The Trauma of Cancer
Oct 10, 2016 02:03PM ● Published by Don Short
Distress is common in individuals and their families when someone receives a diagnosis of cancer. This feeling of distress is often intense for the individual and their loved ones. This distress can create feelings of powerlessness, fear, panic and anxiety. It affects how we think, what we do and how we interact with others. Many believe cancer means death, but we have to remember that there are millions of people in the United States who have had cancer and are alive and living out their lives.
Feelings of distress are also triggered by fears of uncertainty about the diagnosis and its potential impact on the future, changes in one’s life, concerns about work as well as insurance and financial issues. Everything about cancer is stressful! At times it is overwhelming to the individual and their loved ones. The side effects of treatment, the fatigue, the hair loss and other life changes can make one feel angry, irritable and hopeless at times.
Psychotherapy in general and Eye Movement Desensitization and Reprocessing (EMDR) Therapy in particular can be very helpful during and after one receives cancer treatment. EMDR Therapy can be very useful in processing and alleviating distress, anxiety and fear during the cancer treatment and after the cancer treatment has been completed.

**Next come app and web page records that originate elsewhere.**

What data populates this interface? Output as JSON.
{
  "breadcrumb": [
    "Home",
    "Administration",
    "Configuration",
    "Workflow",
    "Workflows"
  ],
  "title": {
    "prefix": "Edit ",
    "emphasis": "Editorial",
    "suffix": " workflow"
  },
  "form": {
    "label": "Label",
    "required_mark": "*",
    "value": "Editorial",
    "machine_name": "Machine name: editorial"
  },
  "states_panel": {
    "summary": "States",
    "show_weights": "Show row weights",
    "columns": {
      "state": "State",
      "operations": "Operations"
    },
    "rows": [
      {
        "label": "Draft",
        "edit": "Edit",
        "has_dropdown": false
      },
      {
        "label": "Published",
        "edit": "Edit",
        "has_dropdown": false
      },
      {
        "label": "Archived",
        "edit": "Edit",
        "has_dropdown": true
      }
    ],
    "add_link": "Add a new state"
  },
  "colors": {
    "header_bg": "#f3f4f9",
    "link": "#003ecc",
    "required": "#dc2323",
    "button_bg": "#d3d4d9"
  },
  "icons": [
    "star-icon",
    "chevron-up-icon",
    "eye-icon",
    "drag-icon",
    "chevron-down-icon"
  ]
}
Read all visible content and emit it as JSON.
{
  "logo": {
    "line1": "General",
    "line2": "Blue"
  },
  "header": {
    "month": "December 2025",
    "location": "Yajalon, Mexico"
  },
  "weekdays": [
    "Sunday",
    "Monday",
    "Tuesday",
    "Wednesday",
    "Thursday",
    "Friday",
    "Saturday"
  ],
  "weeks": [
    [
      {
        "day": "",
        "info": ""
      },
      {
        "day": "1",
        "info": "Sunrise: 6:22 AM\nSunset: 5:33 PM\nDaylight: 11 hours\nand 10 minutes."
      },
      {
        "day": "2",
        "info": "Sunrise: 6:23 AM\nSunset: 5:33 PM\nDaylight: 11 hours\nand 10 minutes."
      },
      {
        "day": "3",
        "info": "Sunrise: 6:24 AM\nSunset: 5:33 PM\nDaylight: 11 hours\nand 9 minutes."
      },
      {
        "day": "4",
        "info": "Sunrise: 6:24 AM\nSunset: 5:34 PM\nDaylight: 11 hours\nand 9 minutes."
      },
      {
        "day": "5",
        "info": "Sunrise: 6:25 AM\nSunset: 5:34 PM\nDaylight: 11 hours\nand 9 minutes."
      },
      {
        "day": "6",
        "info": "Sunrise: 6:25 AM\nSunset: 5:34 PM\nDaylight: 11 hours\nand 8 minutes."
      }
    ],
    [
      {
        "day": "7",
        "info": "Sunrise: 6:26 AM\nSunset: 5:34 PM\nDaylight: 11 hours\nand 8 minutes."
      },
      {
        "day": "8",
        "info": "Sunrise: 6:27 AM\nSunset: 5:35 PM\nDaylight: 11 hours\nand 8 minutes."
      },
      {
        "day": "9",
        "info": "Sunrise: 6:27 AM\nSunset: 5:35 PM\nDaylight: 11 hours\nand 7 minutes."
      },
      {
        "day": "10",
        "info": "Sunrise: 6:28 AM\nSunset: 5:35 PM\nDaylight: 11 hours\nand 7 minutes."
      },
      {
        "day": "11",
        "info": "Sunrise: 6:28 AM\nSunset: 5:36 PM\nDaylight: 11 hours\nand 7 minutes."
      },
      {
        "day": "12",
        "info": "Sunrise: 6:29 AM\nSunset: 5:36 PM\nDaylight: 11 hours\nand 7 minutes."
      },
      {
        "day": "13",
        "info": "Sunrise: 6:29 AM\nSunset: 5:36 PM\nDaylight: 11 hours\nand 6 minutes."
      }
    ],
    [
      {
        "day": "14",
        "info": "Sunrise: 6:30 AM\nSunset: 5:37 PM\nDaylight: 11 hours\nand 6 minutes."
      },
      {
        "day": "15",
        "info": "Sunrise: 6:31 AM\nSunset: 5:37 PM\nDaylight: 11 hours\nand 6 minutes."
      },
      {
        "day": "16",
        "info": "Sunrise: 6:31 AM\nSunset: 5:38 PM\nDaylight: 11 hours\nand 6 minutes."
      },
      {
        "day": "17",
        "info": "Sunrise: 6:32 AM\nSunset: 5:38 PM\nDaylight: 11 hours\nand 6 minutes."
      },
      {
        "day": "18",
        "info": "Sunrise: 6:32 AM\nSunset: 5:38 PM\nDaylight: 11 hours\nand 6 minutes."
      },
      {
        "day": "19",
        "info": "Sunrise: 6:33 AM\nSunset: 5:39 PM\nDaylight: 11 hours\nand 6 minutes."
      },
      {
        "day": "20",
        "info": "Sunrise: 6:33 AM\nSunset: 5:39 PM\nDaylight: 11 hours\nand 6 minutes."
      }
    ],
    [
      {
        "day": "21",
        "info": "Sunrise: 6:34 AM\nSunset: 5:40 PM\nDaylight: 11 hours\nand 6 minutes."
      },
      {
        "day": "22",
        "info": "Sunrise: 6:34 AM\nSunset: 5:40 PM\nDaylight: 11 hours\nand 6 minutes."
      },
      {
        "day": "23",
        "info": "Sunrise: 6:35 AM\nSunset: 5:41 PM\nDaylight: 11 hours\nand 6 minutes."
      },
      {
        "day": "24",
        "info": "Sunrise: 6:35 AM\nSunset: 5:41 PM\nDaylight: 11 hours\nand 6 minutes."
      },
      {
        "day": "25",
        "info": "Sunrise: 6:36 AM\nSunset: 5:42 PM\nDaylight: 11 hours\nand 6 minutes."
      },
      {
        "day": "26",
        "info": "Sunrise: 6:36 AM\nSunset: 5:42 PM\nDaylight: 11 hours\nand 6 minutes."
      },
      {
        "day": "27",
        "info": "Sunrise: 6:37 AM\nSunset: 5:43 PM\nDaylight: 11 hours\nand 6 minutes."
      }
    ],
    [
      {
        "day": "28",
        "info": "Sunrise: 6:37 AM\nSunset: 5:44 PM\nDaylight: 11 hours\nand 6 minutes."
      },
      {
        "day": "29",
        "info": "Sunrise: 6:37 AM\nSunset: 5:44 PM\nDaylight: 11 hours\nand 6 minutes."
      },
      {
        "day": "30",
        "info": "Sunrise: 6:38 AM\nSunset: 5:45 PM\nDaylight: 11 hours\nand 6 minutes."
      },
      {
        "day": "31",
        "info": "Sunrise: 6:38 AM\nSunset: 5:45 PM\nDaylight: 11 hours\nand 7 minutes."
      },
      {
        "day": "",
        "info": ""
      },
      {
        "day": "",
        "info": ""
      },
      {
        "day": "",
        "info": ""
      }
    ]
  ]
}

Four ways cancer survivors still struggle even several years post diagnosis: 1) Fear of recurrence. 2) Anxiety when going on doctor appointments. 3) Physical pain. 4) The anniversary date of the diagnosis. These fears and anxieties do not have to be an inevitable outcome of surviving cancer. EMDR Therapy is very useful at processing and alleviating these disturbing responses. This therapy assists individuals in getting on with their lives in a more healthy way.
Finally remember this! If you are dealing with cancer personally or you have a family member with cancer or a friend, here are five things you must do. 1) Develop healthy ways of coping and if necessary, seek professional help. 2) Live one day at a time and get the most out of each day. Try not to worry about the future. 3) Develop a healthy support network with your family, friends and faith community. 4) Ask your doctor questions, be informed and keep records of all your treatment. 5) Keep a journal, express yourself and don’t hold back. Also, I want to identify three don’ts. 1) Don’t believe cancer equals death. There are over 13 million people in the US that are alive and have survived cancer. 2) Don’t feel guilty if you can’t be positive all the time. We all have our low points. 3) Don’t suffer alone. Ask for help and talk about your worries and concerns. Help is only a phone call away.
About the author: Don Short is a Licensed Professional Counselor (LPC) and Licensed Marriage and Family Therapist (LMFT). His practice focuses on clients with marriage, relationship and family issues. He is a member of the American Association of Christian Counselors. To learn more contact 337-781-4565 or www.afterhourscounseling.com.